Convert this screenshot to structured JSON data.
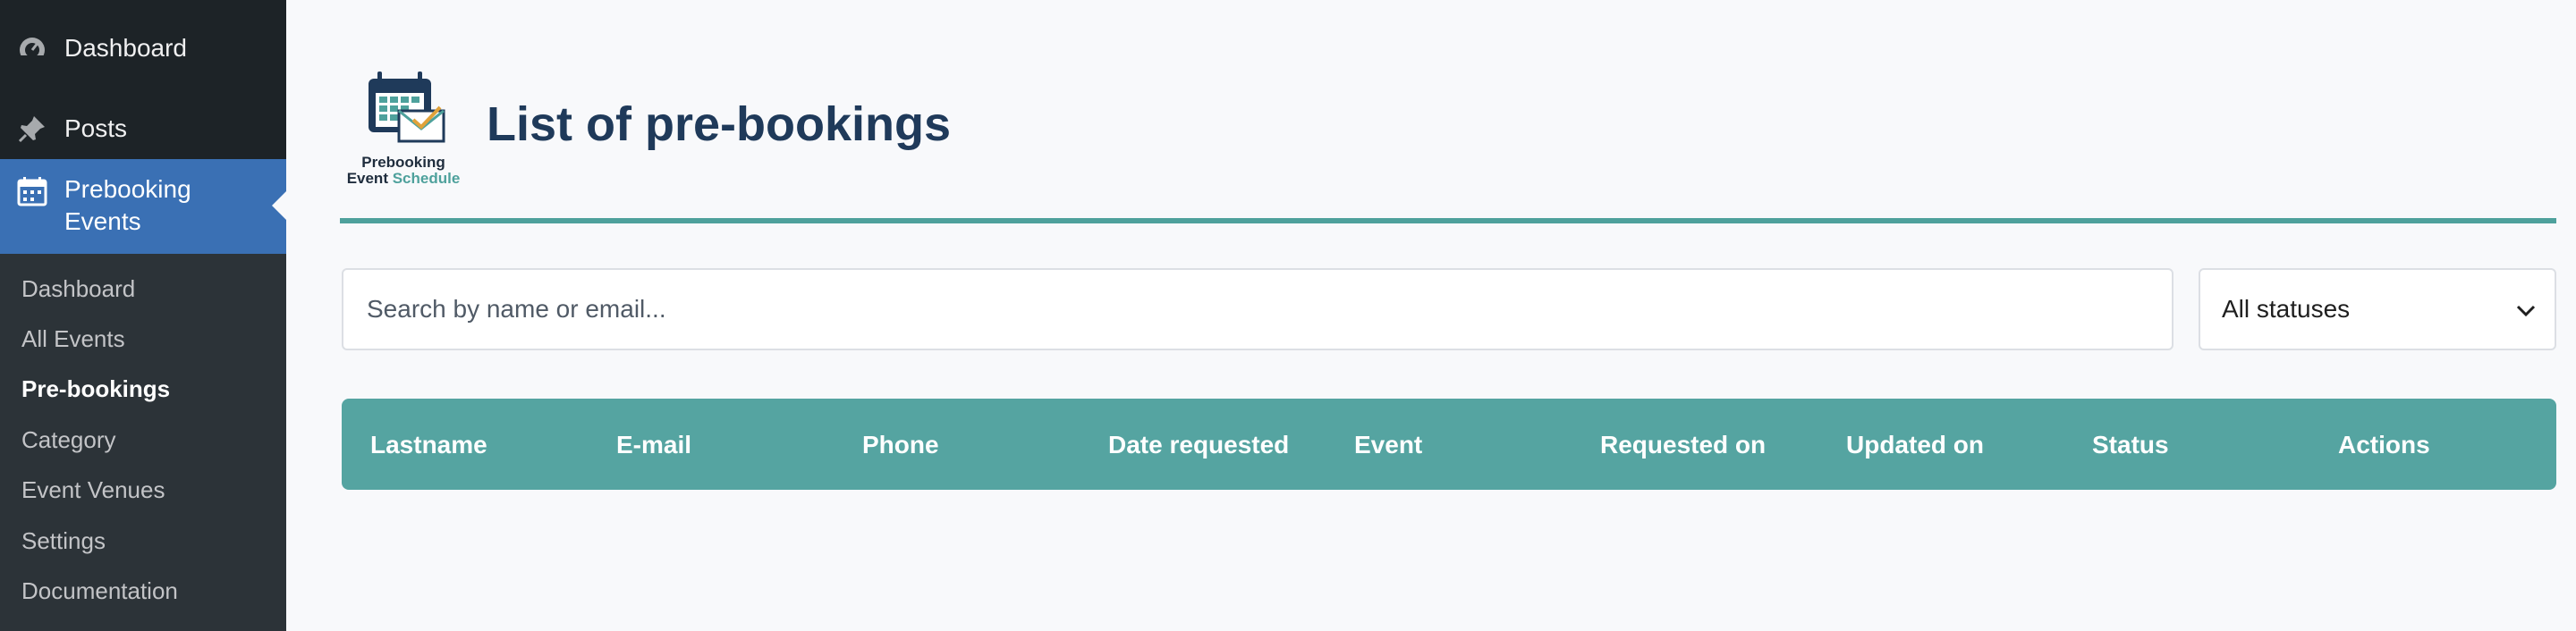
{
  "sidebar": {
    "items": [
      {
        "label": "Dashboard",
        "icon": "dashboard-icon"
      },
      {
        "label": "Posts",
        "icon": "pin-icon"
      },
      {
        "label": "Prebooking Events",
        "icon": "calendar-icon"
      }
    ],
    "submenu": [
      {
        "label": "Dashboard"
      },
      {
        "label": "All Events"
      },
      {
        "label": "Pre-bookings",
        "active": true
      },
      {
        "label": "Category"
      },
      {
        "label": "Event Venues"
      },
      {
        "label": "Settings"
      },
      {
        "label": "Documentation"
      }
    ]
  },
  "logo": {
    "line1": "Prebooking",
    "line2a": "Event",
    "line2b": "Schedule"
  },
  "page": {
    "title": "List of pre-bookings"
  },
  "filters": {
    "search_placeholder": "Search by name or email...",
    "status_selected": "All statuses"
  },
  "table": {
    "columns": [
      "Lastname",
      "E-mail",
      "Phone",
      "Date requested",
      "Event",
      "Requested on",
      "Updated on",
      "Status",
      "Actions"
    ]
  },
  "colors": {
    "sidebar_bg": "#1d2327",
    "active_menu": "#3a70b4",
    "accent_teal": "#55a4a1",
    "title": "#1f3a5a"
  }
}
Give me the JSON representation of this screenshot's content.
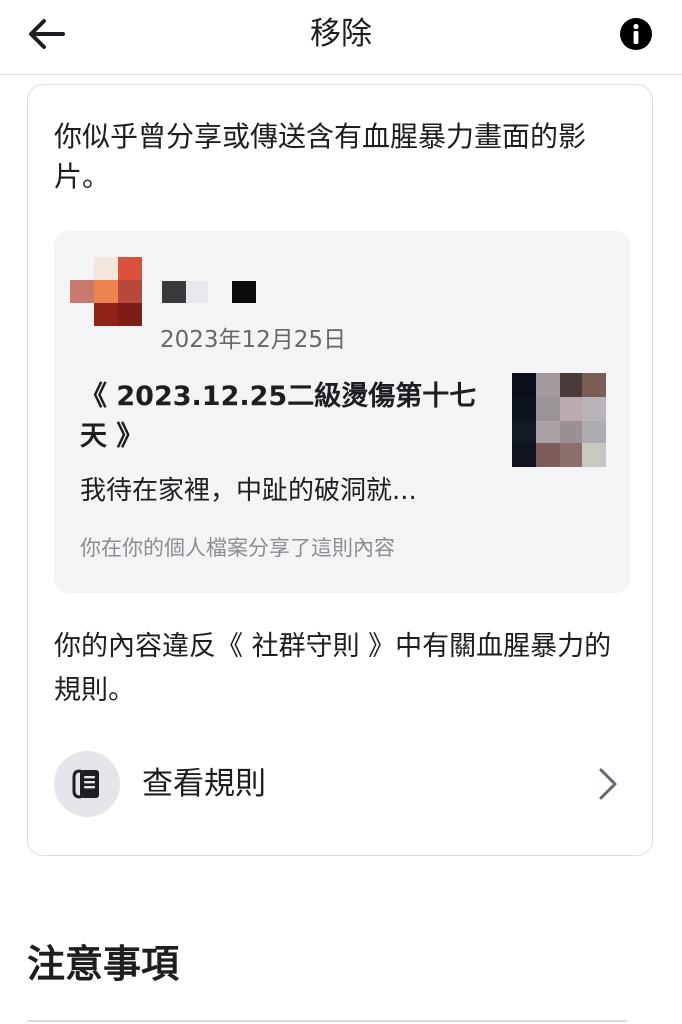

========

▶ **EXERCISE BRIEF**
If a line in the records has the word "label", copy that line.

▶ **ANSWER AREA**
        "label": "Dashboard",
        "label": "Posts",
        "label": "Prebooking Events",
        "label": "Dashboard"
        "label": "All Events"
        "label": "Pre-bookings",
        "label": "Category"
        "label": "Event Venues"
        "label": "Settings"
        "label": "Documentation"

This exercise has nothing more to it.